Both Bishop T.D. Jakes and Bishop Harry Jackson, Jr. are vibrant African American pastors with large multicultural congregations and enormous influence over portions of America's faith community. Yet their behavior toward the families of the American Family Outing has been very different.
Bishop Jakes and Bishop Jackson received similar letters from Soulforce and our partnering organizations in December, 2007, and March, 2008. Both letters asked the bishops to participate in a time of fellowship -- to break bread and have conversation with same-gender families. (Links to letters below.)
Bishop T.D. Jakes and his staff responded to our letters with honesty and integrity. During our visit, we felt true Christian hospitality and a willingness to engage those with whom they differ with respect and dignity. Bishop Jakes personally telephoned Jeff Lutes to thank him for the positive manner in which Soulforce had approached him for dialogue and he agreed that further conversation was important. The welcome offered to our visiting group was consistent with Bishop Jakes' CNN.com commentary (April 14, 2008) in which he wrote:
"It has always been my goal and purpose to be a bridge builder and to not build walls. It is in that spirit that I would plead with the church to seek common ground rather than to focus on irrelevant and often erroneous information that seeks to divide."
The experience with Bishop Harry Jackson, Jr. was markedly different. Bishop Jackson called Jeff Lutes on May 2, 2008, and agreed to our written request for dinner, conversation, and worship with members of his church. In a charming and friendly tone, he asked that we simply call his staff with the total number of people in our party so they could prepare the appropriate amount of food. Then, on May 21, 2008, three days before the meeting, Jackson's High Impact Leadership Coalition issued a press release falsely claiming that Soulforce was planning a protest and demonstration outside his church and that he had invited us to dinner and a "debate." On Friday night, May 23, twenty-four hours before the dinner, Soulforce received an email from Hope Christian outlining a specific debate-style format in which each group would ask eight questions to the other. Nonetheless, our courageous and beautiful LGBT families proceeded in the spirit of love and nonviolence.
Bishop Jackson concluded the meeting with the following remarks:
"I want to thank you tonight for coming. Again, if you had not invited us originally, if you had not insisted on the dialogue, it never would have happened. And I am thankful for the spirit in which you have said you were going to operate and in which you have operated thus far. Again, we did not know whether you were coming in peace or whether you were coming with a sword. We had no way of knowing that, we really didn't. And so we are very thankful for this opportunity to dialogue with you, and I believe that we have learned quite a bit from this time together."

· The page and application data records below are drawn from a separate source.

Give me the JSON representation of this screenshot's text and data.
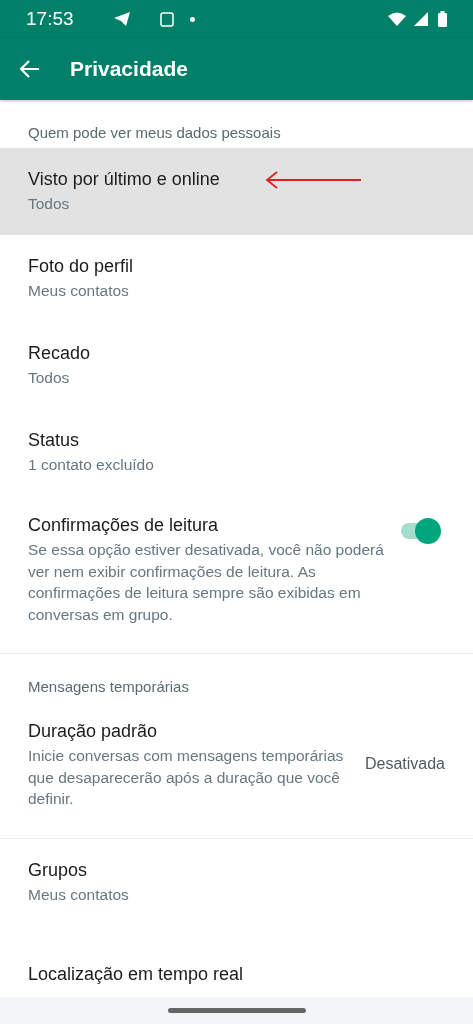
{
  "status_bar": {
    "time": "17:53"
  },
  "toolbar": {
    "title": "Privacidade"
  },
  "sections": [
    {
      "header": "Quem pode ver meus dados pessoais",
      "items": [
        {
          "kind": "nav",
          "title": "Visto por último e online",
          "subtitle": "Todos",
          "selected": true
        },
        {
          "kind": "nav",
          "title": "Foto do perfil",
          "subtitle": "Meus contatos",
          "selected": false
        },
        {
          "kind": "nav",
          "title": "Recado",
          "subtitle": "Todos",
          "selected": false
        },
        {
          "kind": "nav",
          "title": "Status",
          "subtitle": "1 contato excluído",
          "selected": false
        },
        {
          "kind": "toggle",
          "title": "Confirmações de leitura",
          "subtitle": "Se essa opção estiver desativada, você não poderá ver nem exibir confirmações de leitura. As confirmações de leitura sempre são exibidas em conversas em grupo.",
          "on": true,
          "selected": false
        }
      ]
    },
    {
      "header": "Mensagens temporárias",
      "items": [
        {
          "kind": "value",
          "title": "Duração padrão",
          "subtitle": "Inicie conversas com mensagens temporárias que desaparecerão após a duração que você definir.",
          "value": "Desativada",
          "selected": false
        }
      ]
    },
    {
      "items": [
        {
          "kind": "nav",
          "title": "Grupos",
          "subtitle": "Meus contatos",
          "selected": false
        },
        {
          "kind": "nav",
          "title": "Localização em tempo real",
          "selected": false
        }
      ]
    }
  ]
}
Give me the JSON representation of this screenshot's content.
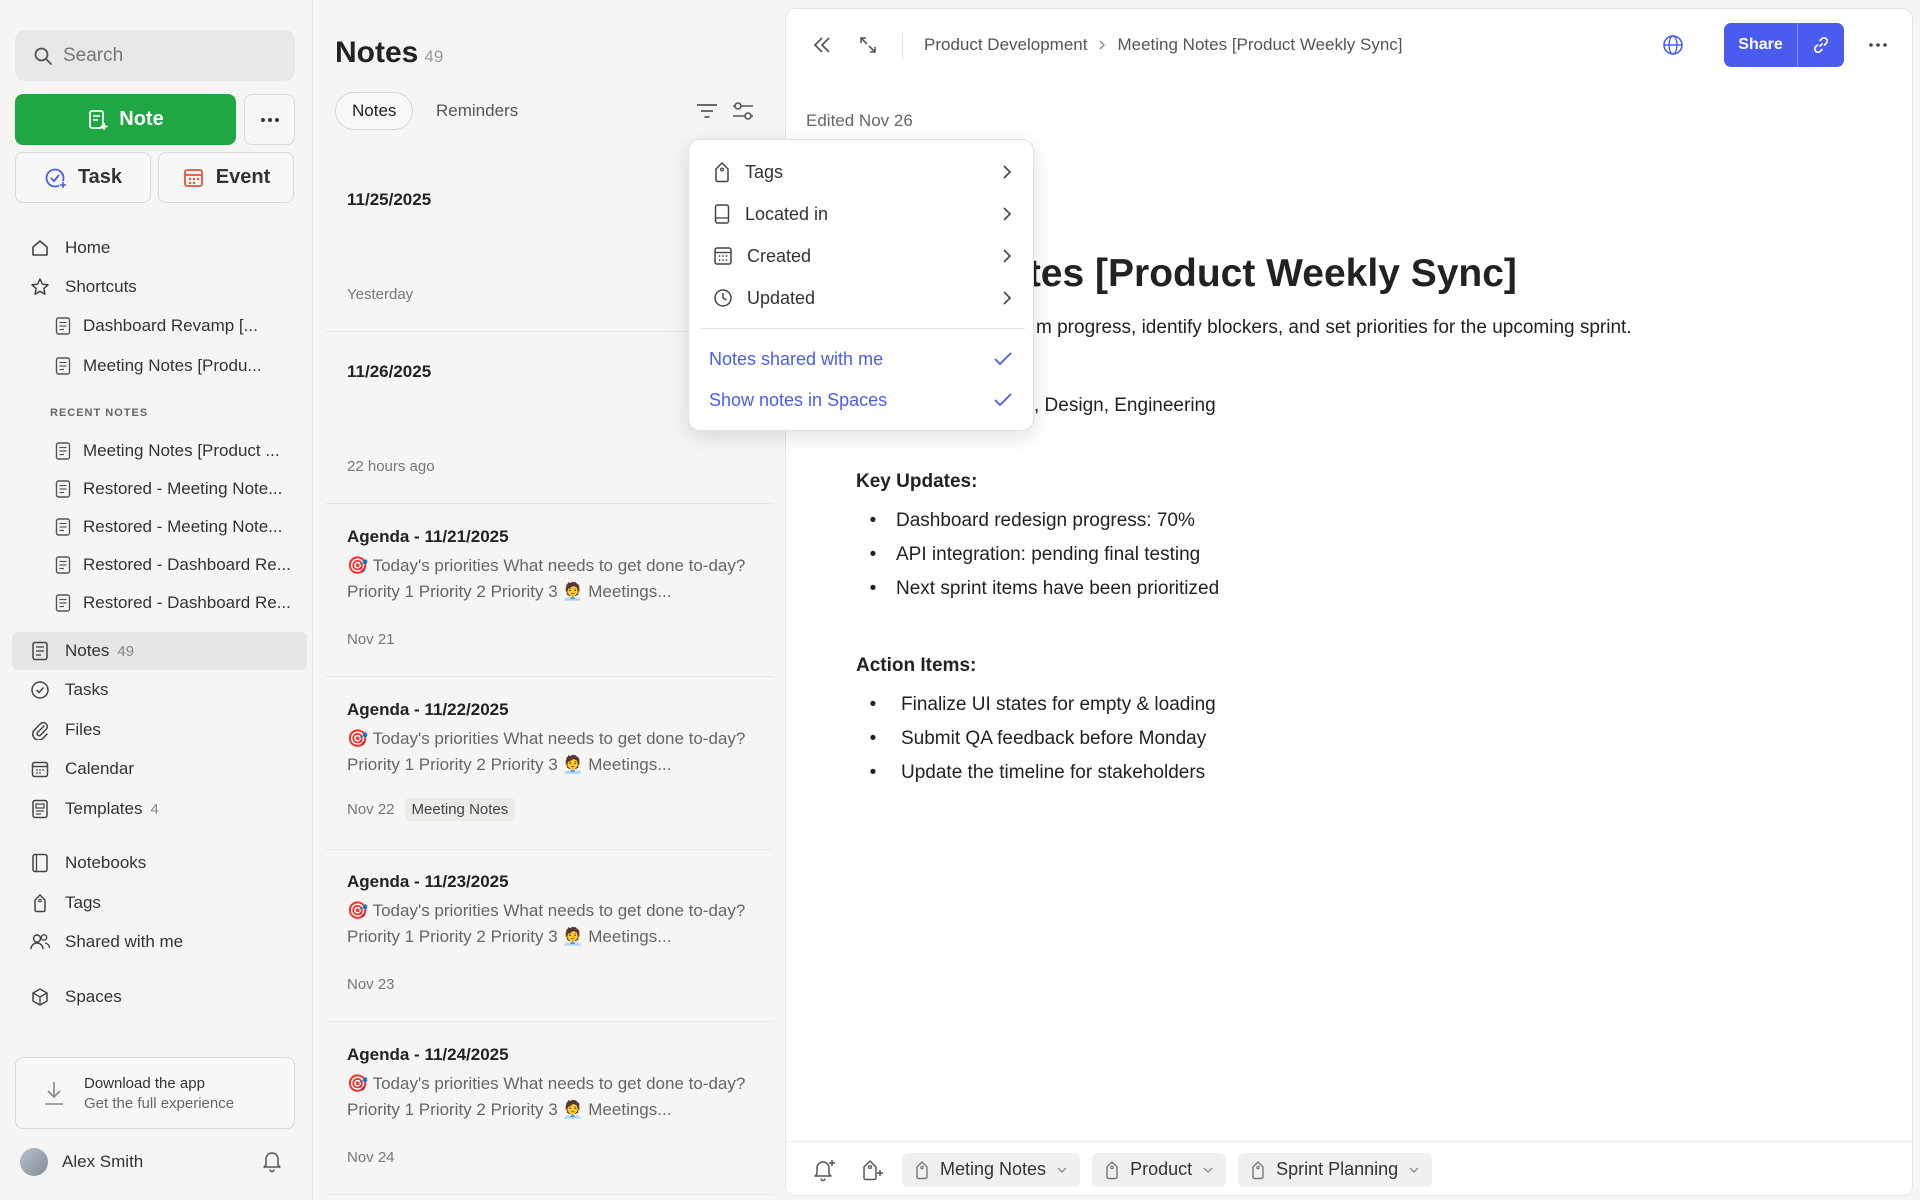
{
  "sidebar": {
    "search_placeholder": "Search",
    "note_button": "Note",
    "task_button": "Task",
    "event_button": "Event",
    "home": "Home",
    "shortcuts": "Shortcuts",
    "shortcut_items": [
      "Dashboard Revamp [...",
      "Meeting Notes [Produ..."
    ],
    "recent_label": "RECENT NOTES",
    "recent_items": [
      "Meeting Notes [Product ...",
      "Restored - Meeting Note...",
      "Restored - Meeting Note...",
      "Restored - Dashboard Re...",
      "Restored - Dashboard Re..."
    ],
    "notes": "Notes",
    "notes_count": "49",
    "tasks": "Tasks",
    "files": "Files",
    "calendar": "Calendar",
    "templates": "Templates",
    "templates_count": "4",
    "notebooks": "Notebooks",
    "tags": "Tags",
    "shared": "Shared with me",
    "spaces": "Spaces",
    "download_title": "Download the app",
    "download_sub": "Get the full experience",
    "user_name": "Alex Smith"
  },
  "list": {
    "title": "Notes",
    "count": "49",
    "tabs": [
      "Notes",
      "Reminders"
    ],
    "cards": [
      {
        "title": "11/25/2025",
        "preview": "",
        "date": "Yesterday",
        "tag": ""
      },
      {
        "title": "11/26/2025",
        "preview": "",
        "date": "22 hours ago",
        "tag": ""
      },
      {
        "title": "Agenda - 11/21/2025",
        "preview": "🎯 Today's priorities What needs to get done to-day? Priority 1 Priority 2 Priority 3 🧑‍💼 Meetings...",
        "date": "Nov 21",
        "tag": ""
      },
      {
        "title": "Agenda - 11/22/2025",
        "preview": "🎯 Today's priorities What needs to get done to-day? Priority 1 Priority 2 Priority 3 🧑‍💼 Meetings...",
        "date": "Nov 22",
        "tag": "Meeting Notes"
      },
      {
        "title": "Agenda - 11/23/2025",
        "preview": "🎯 Today's priorities What needs to get done to-day? Priority 1 Priority 2 Priority 3 🧑‍💼 Meetings...",
        "date": "Nov 23",
        "tag": ""
      },
      {
        "title": "Agenda - 11/24/2025",
        "preview": "🎯 Today's priorities What needs to get done to-day? Priority 1 Priority 2 Priority 3 🧑‍💼 Meetings...",
        "date": "Nov 24",
        "tag": ""
      }
    ]
  },
  "editor": {
    "breadcrumb": [
      "Product Development",
      "Meeting Notes [Product Weekly Sync]"
    ],
    "share_label": "Share",
    "edited": "Edited Nov 26",
    "title_visible": "otes [Product Weekly Sync]",
    "goal_visible": "m progress, identify blockers, and set priorities for the upcoming sprint.",
    "attendees_visible": ", Design, Engineering",
    "key_updates_heading": "Key Updates:",
    "key_updates": [
      "Dashboard redesign progress: 70%",
      "API integration: pending final testing",
      "Next sprint items have been prioritized"
    ],
    "action_items_heading": "Action Items:",
    "action_items": [
      "Finalize UI states for empty & loading",
      "Submit QA feedback before Monday",
      "Update the timeline for stakeholders"
    ],
    "tags": [
      "Meting Notes",
      "Product",
      "Sprint Planning"
    ]
  },
  "filter_menu": {
    "items": [
      "Tags",
      "Located in",
      "Created",
      "Updated"
    ],
    "options": [
      "Notes shared with me",
      "Show notes in Spaces"
    ]
  },
  "colors": {
    "accent": "#4a5cf0",
    "note_button": "#1fa744"
  }
}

In contrast to the conciliatory tone of these remarks, Bishop Jackson then granted a Tuesday, May 27 interview with the Christian Broadcasting Network, called our families "irrational," and falsely characterized the spirit of our meeting.
When we reach out to mega-church congregations in a spirit of nonviolence, we commit to interacting with authenticity and openness. At times, when our interlocutors are in the grip of misinformation so profound that they do not treat us with respect and integrity, it is tempting to close up, to withdraw, to become defensive -- and yet we persist. Why? Not because we are naïve, but because we believe that, ultimately, no misinformation or slander can obscure the goodness and authenticity of our families and our quest for justice.
Video of Bishop Harry Jackson with our Families and CBN Interview Afterwards
Letter to T.D. Jakes, Letter to Harry Jackson, Second Letter to Hope Christian